The National Association of Realtors defines “house poor” as having to pay a monthly mortgage payment that is so high that the homeowner has difficulty paying other bills or affording basic necessities. There are different ways that people can become house poor, and different ways to deal with it.
How do people become house poor?
Some people become house poor by purchasing a home that is more than they can afford in the first place. Financial advisers and planners try to prevent this by advising borrowers that their monthly mortgage payment should represent no more than 30% of their pre-tax monthly income.
However, according to Homelight.com, sometimes people take out a mortgage that is reasonable at the time that they borrow it, but their circumstances change in the future. They may experience a job loss or a demotion and end up earning less than they used to. They may experience a medical emergency that incurs significant debt. In these situations, and through no fault of the homeowner, the monthly mortgage payment becomes unmanageable.
What can people do about it?

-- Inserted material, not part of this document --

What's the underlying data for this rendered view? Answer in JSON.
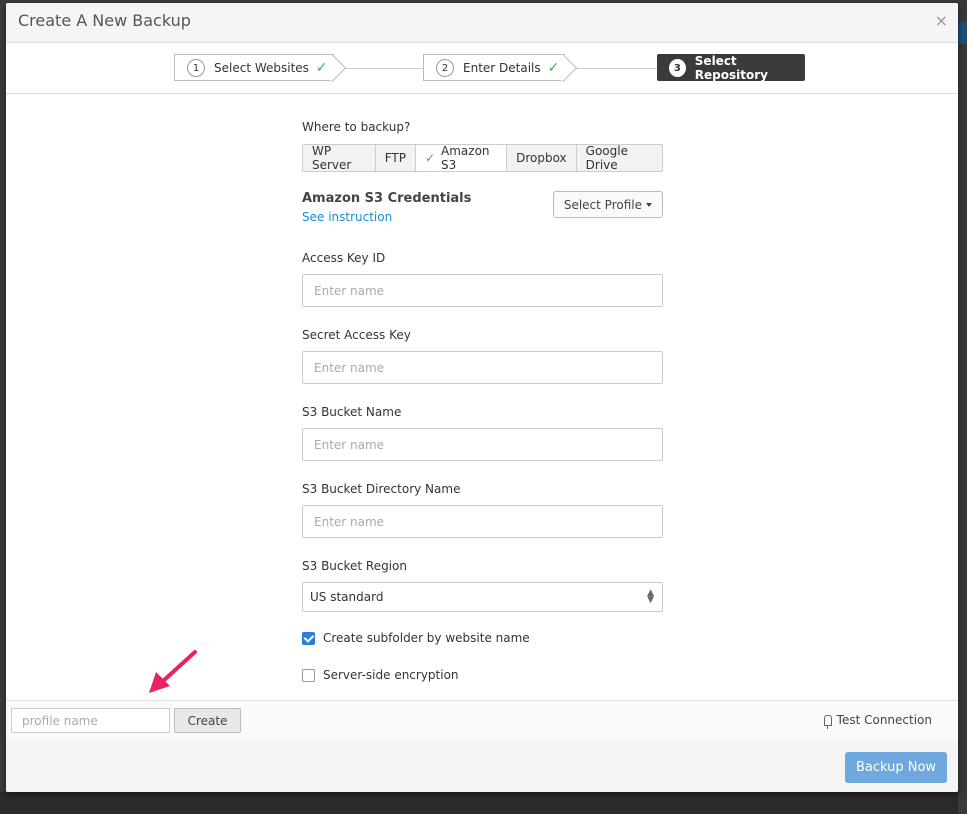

Limiting one’s spending and earning more income through a second job or “side hustle” may help homeowners meet the monthly mortgage payment and escape being house poor. It may be possible to refinance the home to reduce the monthly payment or rent out space to tenants to help meet the mortgage payment. Paying down the principal on the mortgage can help put the homeowner in a better financial position. Another option, though one of the most drastic, is to sell the home and purchase a smaller one.